Selectable audio formats are the film’s original monaural mix, encoded in lossy Dolby Digital 2.0, and a new DTS-HD MA 7.1 soundtrack. The inclusion of the latter feels almost like a joke (it reminded me of the old Criterion LaserDisc of Monty Python and the Holy Grail, which offered a Japanese dub for no good reason), yet the all-ADR dialogue has better definition on the DTS track, and the surrounds are used tastefully, mainly for an expansion of the music soundstage. (Not once did I hear anything else coming from the two speakers behind my couch, thank God, but it’s possible there was something back there.) While it’s a far cry from those lousy early 5.1 “remixes” of mono soundtracks that simply spread an increasingly thin soundtrack across six channels, the ideal would’ve been to make a lossless mono option available.

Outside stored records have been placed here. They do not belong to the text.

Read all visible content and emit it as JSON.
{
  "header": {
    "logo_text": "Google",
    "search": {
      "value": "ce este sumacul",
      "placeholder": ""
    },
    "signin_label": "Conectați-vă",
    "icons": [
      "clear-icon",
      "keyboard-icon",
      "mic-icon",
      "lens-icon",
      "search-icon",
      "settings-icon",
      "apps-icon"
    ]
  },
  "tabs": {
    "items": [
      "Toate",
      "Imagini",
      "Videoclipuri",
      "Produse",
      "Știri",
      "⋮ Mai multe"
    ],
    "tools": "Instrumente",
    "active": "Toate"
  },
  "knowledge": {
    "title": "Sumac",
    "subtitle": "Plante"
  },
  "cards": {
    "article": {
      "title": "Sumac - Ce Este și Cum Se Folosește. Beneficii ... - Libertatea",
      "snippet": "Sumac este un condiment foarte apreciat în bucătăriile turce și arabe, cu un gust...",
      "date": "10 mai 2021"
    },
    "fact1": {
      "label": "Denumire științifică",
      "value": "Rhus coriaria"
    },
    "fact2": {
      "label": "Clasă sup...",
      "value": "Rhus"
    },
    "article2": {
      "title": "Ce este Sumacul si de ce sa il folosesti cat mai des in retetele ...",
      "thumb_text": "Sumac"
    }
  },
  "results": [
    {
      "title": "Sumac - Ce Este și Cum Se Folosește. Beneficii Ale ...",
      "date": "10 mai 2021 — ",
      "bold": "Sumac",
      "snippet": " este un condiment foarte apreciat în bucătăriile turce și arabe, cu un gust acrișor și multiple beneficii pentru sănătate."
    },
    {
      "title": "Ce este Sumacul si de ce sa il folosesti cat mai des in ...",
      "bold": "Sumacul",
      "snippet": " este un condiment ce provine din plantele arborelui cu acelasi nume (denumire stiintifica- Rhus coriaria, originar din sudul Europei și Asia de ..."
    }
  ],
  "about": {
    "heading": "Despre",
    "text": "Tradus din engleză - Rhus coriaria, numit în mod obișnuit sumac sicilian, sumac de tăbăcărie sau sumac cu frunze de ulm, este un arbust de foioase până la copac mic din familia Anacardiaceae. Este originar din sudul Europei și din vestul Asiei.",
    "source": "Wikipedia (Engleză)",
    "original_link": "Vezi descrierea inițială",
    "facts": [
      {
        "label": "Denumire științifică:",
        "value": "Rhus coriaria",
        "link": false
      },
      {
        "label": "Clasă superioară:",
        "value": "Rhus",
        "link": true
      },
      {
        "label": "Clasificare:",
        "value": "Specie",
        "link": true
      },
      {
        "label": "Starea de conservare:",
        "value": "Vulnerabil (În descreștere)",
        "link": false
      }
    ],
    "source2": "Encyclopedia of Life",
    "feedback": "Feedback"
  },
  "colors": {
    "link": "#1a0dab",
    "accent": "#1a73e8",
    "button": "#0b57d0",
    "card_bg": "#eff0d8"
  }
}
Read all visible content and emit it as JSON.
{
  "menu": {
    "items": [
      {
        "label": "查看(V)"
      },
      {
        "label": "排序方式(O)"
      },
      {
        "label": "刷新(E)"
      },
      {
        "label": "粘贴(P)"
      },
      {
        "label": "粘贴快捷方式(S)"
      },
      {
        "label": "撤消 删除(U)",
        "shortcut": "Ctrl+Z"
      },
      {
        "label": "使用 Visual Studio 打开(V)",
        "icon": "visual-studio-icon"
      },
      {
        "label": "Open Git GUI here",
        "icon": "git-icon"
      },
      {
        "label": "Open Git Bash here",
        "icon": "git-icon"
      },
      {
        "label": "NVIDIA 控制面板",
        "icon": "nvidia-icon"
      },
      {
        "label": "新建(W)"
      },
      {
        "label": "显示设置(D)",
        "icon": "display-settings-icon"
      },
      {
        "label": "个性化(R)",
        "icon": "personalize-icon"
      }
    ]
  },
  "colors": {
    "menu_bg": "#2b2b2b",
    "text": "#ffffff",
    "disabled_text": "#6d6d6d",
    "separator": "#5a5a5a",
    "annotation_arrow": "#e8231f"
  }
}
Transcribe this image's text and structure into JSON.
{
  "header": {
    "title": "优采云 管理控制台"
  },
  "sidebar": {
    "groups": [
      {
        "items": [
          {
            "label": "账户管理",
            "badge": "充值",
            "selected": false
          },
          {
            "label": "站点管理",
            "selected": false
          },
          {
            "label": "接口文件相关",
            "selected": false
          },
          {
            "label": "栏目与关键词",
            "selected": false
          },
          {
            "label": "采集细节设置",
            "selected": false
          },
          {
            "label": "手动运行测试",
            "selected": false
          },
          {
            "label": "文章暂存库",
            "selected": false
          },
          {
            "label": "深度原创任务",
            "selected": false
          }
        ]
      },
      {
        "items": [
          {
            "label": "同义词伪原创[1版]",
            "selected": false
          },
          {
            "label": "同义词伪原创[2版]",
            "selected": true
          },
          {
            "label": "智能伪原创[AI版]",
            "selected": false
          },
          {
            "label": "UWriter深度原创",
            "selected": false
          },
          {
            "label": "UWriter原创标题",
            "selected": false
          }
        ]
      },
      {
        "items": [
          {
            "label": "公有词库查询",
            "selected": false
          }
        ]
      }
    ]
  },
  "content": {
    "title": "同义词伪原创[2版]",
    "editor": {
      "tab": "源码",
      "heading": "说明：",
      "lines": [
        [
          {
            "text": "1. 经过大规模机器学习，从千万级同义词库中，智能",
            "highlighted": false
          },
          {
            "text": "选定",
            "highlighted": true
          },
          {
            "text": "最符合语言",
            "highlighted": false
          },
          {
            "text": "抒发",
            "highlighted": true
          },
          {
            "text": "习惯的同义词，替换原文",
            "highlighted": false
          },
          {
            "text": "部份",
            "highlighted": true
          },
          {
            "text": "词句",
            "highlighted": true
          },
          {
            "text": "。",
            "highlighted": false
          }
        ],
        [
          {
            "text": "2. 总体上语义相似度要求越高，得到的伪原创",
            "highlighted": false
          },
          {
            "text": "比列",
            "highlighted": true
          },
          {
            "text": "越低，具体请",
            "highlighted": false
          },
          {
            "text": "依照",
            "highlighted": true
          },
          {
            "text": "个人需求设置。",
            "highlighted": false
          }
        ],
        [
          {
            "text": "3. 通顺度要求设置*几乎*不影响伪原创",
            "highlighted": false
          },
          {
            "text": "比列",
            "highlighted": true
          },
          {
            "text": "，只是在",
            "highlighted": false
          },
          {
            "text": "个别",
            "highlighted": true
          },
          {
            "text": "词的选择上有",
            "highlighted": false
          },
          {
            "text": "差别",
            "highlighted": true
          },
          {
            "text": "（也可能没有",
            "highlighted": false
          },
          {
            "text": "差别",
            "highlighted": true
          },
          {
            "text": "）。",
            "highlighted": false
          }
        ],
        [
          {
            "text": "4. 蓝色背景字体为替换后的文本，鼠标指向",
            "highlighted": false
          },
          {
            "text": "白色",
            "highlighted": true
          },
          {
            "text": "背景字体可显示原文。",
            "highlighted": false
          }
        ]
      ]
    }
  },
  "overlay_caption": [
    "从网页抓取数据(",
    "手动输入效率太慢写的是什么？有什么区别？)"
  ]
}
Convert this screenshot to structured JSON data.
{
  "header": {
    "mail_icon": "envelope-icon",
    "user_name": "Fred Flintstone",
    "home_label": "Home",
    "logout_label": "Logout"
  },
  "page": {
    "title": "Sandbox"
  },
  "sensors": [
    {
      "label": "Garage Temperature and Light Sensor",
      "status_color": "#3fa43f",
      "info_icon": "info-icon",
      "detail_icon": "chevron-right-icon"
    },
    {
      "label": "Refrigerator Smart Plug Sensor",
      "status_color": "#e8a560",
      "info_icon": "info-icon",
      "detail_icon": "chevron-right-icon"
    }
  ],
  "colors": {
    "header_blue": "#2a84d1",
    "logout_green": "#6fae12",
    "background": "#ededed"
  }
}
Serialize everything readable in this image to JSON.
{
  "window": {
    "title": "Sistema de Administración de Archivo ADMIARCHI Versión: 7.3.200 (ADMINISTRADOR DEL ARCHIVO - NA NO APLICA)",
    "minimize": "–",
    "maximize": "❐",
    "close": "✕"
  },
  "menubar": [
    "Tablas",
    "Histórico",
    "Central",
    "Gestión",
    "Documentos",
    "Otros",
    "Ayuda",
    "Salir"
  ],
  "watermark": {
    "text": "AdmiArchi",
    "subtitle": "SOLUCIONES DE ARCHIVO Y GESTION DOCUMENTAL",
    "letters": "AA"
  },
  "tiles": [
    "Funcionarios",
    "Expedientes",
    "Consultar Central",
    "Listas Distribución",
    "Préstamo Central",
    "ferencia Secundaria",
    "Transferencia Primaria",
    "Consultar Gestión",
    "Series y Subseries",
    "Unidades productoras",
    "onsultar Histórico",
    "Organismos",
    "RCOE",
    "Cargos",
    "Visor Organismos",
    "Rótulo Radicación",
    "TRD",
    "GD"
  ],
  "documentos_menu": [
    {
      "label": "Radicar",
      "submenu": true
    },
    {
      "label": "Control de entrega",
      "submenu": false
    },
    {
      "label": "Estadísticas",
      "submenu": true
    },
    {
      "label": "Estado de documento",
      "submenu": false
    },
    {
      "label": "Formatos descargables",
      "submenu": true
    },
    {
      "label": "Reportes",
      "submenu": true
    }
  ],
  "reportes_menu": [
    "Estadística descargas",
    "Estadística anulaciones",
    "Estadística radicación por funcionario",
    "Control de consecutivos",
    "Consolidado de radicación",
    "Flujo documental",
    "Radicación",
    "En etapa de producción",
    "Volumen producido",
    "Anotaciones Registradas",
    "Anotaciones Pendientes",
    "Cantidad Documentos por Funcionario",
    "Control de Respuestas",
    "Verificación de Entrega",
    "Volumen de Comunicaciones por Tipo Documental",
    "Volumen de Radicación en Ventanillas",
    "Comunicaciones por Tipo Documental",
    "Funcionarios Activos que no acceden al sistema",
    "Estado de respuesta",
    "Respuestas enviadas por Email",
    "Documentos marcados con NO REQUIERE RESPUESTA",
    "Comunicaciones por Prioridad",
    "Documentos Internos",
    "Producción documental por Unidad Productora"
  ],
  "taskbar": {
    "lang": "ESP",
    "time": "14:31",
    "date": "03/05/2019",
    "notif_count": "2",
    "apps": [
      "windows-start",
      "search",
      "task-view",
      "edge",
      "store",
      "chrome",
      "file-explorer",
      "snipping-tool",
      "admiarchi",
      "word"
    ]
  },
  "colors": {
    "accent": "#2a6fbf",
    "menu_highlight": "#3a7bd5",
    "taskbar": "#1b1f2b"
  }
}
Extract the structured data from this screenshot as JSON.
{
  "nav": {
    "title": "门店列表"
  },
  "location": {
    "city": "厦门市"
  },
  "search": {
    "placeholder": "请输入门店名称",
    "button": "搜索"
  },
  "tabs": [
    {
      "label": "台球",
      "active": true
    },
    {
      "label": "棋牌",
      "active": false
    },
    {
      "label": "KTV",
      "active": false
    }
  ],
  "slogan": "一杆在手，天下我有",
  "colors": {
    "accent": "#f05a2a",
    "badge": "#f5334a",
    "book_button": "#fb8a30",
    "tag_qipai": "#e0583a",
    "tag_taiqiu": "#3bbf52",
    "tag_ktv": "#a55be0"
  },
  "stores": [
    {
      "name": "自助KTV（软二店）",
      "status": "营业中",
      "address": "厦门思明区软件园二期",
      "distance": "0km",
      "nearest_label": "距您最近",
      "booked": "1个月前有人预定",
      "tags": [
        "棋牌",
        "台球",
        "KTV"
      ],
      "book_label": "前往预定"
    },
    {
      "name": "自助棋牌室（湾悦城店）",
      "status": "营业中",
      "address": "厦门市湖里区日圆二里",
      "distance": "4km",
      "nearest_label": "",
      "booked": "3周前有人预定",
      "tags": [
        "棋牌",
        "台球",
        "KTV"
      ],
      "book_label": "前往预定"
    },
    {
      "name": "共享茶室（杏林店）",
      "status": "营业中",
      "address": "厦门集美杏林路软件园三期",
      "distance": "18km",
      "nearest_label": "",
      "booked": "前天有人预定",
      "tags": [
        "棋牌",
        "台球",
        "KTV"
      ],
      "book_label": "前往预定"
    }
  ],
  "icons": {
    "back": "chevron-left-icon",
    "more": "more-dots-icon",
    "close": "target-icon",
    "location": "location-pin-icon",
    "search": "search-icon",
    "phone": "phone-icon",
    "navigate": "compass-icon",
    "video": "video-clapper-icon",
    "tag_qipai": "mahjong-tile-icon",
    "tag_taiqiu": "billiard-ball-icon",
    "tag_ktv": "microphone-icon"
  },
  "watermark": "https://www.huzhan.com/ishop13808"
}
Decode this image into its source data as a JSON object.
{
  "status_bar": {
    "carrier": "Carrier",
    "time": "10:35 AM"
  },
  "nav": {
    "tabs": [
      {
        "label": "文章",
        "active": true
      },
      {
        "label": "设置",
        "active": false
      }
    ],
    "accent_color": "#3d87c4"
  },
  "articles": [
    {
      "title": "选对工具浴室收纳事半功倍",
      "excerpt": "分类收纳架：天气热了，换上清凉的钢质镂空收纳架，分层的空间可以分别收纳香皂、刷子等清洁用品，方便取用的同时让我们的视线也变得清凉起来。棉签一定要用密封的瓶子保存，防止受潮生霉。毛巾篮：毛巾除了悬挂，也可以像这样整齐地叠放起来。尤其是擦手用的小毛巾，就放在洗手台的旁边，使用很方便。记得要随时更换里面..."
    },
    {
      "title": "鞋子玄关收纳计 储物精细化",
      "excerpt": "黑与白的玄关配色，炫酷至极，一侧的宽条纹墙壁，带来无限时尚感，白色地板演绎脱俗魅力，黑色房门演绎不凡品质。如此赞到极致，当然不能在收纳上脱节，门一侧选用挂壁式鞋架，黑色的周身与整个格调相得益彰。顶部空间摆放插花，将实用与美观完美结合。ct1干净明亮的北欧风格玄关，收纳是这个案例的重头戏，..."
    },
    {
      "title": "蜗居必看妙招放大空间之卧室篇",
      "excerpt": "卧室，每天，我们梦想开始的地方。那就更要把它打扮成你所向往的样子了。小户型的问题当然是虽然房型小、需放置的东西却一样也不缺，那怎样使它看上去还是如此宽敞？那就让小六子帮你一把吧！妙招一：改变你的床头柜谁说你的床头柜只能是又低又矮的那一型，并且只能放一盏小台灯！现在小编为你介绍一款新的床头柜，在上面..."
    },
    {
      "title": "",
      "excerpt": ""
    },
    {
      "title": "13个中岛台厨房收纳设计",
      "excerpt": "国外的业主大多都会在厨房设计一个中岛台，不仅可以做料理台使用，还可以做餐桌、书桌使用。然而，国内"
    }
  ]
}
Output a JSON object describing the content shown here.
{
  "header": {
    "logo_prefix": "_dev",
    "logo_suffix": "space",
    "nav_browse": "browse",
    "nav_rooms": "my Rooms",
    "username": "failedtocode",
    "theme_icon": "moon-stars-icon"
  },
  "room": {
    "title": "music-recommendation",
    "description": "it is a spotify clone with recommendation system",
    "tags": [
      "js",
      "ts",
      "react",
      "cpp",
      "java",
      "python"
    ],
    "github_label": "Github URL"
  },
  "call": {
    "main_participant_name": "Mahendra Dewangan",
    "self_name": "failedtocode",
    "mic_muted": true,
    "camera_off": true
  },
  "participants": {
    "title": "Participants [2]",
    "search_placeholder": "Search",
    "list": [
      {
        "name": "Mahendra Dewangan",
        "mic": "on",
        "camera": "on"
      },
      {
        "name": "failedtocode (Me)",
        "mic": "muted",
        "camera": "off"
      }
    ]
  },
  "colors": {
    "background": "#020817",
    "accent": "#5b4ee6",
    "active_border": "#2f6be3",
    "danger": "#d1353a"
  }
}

Extras are sparse. “‘I’m an Actress!’: Zora Kerova” (10 mins.) is a lively talking-head interview (in HD with DTS 2.0 audio) wherein the actress discusses her experience on The New York Ripper (she portrayed the live-sex-show performer who takes a broken bottle to the crotch) and her impressions of Fulci, whom she met for the first time on the set. (He’s not a woman-hater, she says, just a humanity-hater.) Although seemingly left untroubled by the experience, she recalls that it was embarrassing at the time and recounts the uncomfortable reception she received from the Communist authorities in her native Czechoslovakia, who were unimpressed with her choice of roles. “I would have done it all over again, especially with Fulci!” she declares. As a bonus, she goes on to discuss her work on the infamous Cannibal Ferox, in which she appeared in an iconic gore scene suspended by hooks through her breasts. “NYC Locations Then and Now” (4 mins.) contrasts contemporary HD video footage of locations from the film with their ’82 counterparts. Finally, The New York Ripper‘s theatrical trailer (3 mins.) is on board the disc in a good-quality letterboxed version that’s grain-free and softer and smearier than the feature’s own transfer. It’s an indicator of what a more careless Blu-ray presentation of the movie might have looked like. As usual, Blue Underground has done a phenomenal job.